HARVEST SEASON, The Movie, Now Available for purchase on iTunes & Amazon Prime May 14, 2019!
Harvest Season features our very own Winemaker, Gustavo Brambila, and well deserved Latinos in the Napa and Sonoma Valley.
The movie shows raw emotion at its finest...it's phenomenal!
Director, Bernardo Ruiz is a two time Emmy® nominated documentary filmmaker and member of the Academy. He was born in Guanajuato, Mexico and grew up in Brooklyn, New York.
“Rising above all the other similar films on wine, Harvest Season shines by focusing on all the people involved in making the wine and not just the people at the top.” — Steve Kopian, Unseen Films
HARVEST SEASON delves into the lives of people who work behind the scenes of the premium California wine industry, during one of the most dramatic grape harvests in recent memory.
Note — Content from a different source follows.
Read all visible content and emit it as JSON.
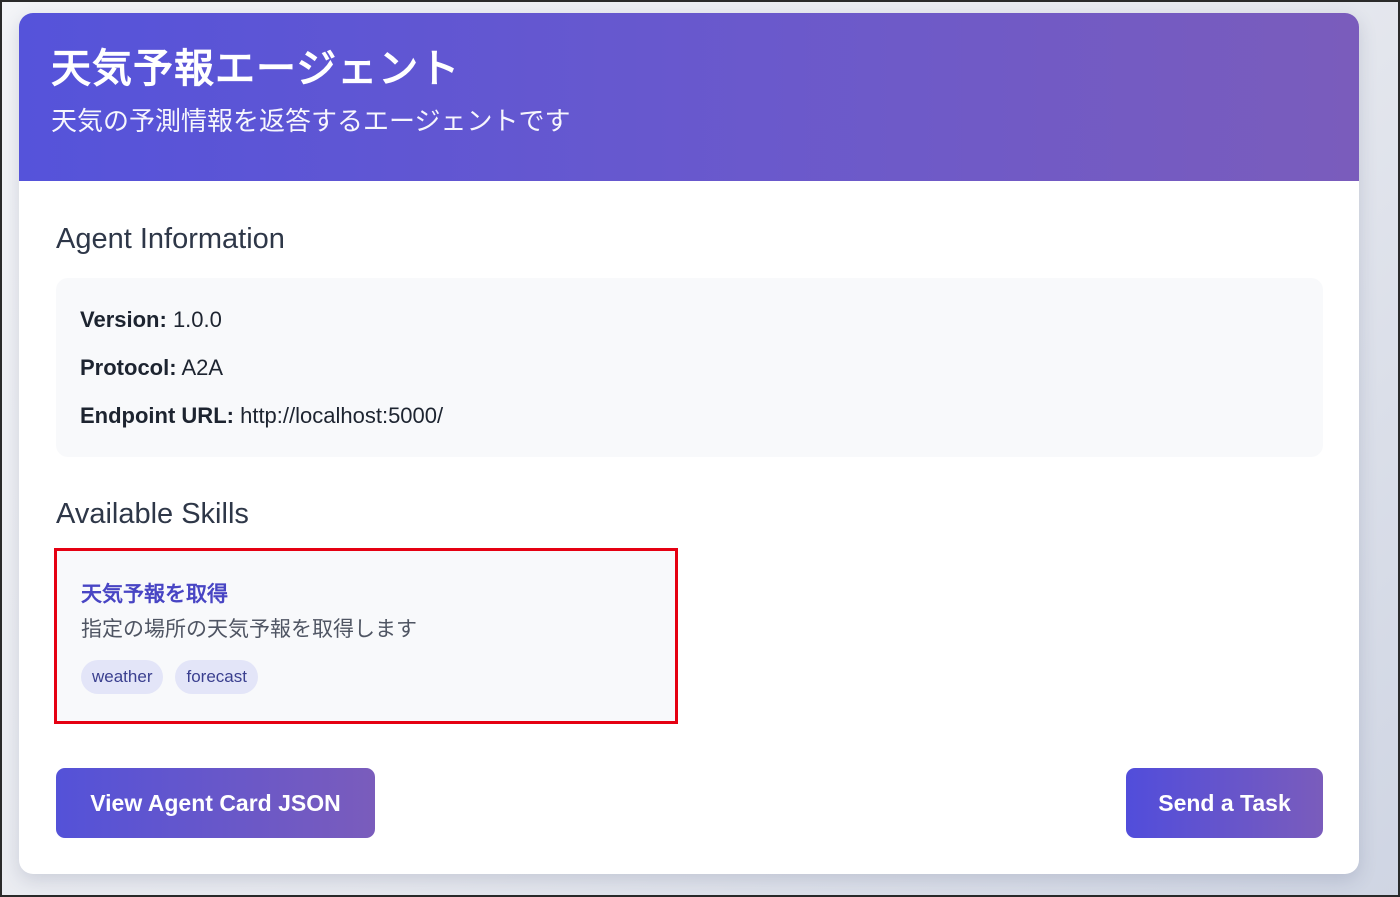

The film follows the stories of Mexican-American winemakers and migrant workers who are essential to the wine business, yet are rarely recognized for their contributions. Their stories unfold as wildfires ignite in Napa and Sonoma counties, threatening the livelihoods of small farmers and winemakers who are already grappling with a growing labor shortage, shifting immigration policies, and the impacts of a rapidly changing climate.
Click here to view the Harvest Season Trailer
left: Gustavo Brambila
Director, Bernardo Ruiz is a two-time Emmy® nominated documentary filmmaker and member of the Academy. He was born in Guanajuato, Mexico and grew up in Brooklyn, New York. His directorial feature debut, Reportero, (POV, 2013) about attacks on the press in Mexico premiered at Full Frame (U.S.), IDFA (Europe) and Ambulante (Mexico). New York Magazine called it “a powerful reminder of how journalism often requires immense amounts of physical and psychological bravery.” His second feature documentary, Kingdom of Shadows (POV, 2016) premiered at SXSW in the U.S. and IDFA in Europe. “Many documentaries have chronicled the drug war in the U.S. and Mexico,” writes Slackerwood of the film, “but few have humanized it as poignantly as Kingdom of Shadows. [It] is more observant than crusading...rooted in first-rate journalism.” The New York Times called it “unforgettable.”